▸ EXCERPTED RECORDS:
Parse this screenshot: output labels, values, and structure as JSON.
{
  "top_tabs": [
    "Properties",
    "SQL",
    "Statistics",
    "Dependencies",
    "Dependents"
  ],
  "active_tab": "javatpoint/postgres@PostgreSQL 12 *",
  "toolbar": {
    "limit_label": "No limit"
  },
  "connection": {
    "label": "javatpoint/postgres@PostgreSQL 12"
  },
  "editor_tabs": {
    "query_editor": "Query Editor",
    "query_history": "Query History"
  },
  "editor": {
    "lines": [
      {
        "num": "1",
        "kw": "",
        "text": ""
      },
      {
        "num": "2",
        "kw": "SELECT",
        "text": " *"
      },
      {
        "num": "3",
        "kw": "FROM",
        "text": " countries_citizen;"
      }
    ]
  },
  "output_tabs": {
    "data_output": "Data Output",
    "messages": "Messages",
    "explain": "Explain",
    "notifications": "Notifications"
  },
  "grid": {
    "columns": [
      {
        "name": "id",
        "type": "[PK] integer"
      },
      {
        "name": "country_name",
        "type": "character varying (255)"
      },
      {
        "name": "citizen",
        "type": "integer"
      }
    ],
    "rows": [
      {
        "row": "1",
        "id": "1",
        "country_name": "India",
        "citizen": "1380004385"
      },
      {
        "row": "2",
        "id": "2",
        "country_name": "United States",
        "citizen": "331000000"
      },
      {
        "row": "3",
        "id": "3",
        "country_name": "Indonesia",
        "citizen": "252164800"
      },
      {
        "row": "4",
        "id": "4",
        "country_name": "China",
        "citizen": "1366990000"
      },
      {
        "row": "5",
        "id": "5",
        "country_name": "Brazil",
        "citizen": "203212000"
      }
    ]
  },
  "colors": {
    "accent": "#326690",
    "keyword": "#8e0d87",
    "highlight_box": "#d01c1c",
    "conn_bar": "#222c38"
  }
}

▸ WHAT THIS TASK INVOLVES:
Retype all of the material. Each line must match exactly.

▸ SOLUTION:
Parse this screenshot: output labels, values, and structure as JSON.
{
  "top_tabs": [
    "Properties",
    "SQL",
    "Statistics",
    "Dependencies",
    "Dependents"
  ],
  "active_tab": "javatpoint/postgres@PostgreSQL 12 *",
  "toolbar": {
    "limit_label": "No limit"
  },
  "connection": {
    "label": "javatpoint/postgres@PostgreSQL 12"
  },
  "editor_tabs": {
    "query_editor": "Query Editor",
    "query_history": "Query History"
  },
  "editor": {
    "lines": [
      {
        "num": "1",
        "kw": "",
        "text": ""
      },
      {
        "num": "2",
        "kw": "SELECT",
        "text": " *"
      },
      {
        "num": "3",
        "kw": "FROM",
        "text": " countries_citizen;"
      }
    ]
  },
  "output_tabs": {
    "data_output": "Data Output",
    "messages": "Messages",
    "explain": "Explain",
    "notifications": "Notifications"
  },
  "grid": {
    "columns": [
      {
        "name": "id",
        "type": "[PK] integer"
      },
      {
        "name": "country_name",
        "type": "character varying (255)"
      },
      {
        "name": "citizen",
        "type": "integer"
      }
    ],
    "rows": [
      {
        "row": "1",
        "id": "1",
        "country_name": "India",
        "citizen": "1380004385"
      },
      {
        "row": "2",
        "id": "2",
        "country_name": "United States",
        "citizen": "331000000"
      },
      {
        "row": "3",
        "id": "3",
        "country_name": "Indonesia",
        "citizen": "252164800"
      },
      {
        "row": "4",
        "id": "4",
        "country_name": "China",
        "citizen": "1366990000"
      },
      {
        "row": "5",
        "id": "5",
        "country_name": "Brazil",
        "citizen": "203212000"
      }
    ]
  },
  "colors": {
    "accent": "#326690",
    "keyword": "#8e0d87",
    "highlight_box": "#d01c1c",
    "conn_bar": "#222c38"
  }
}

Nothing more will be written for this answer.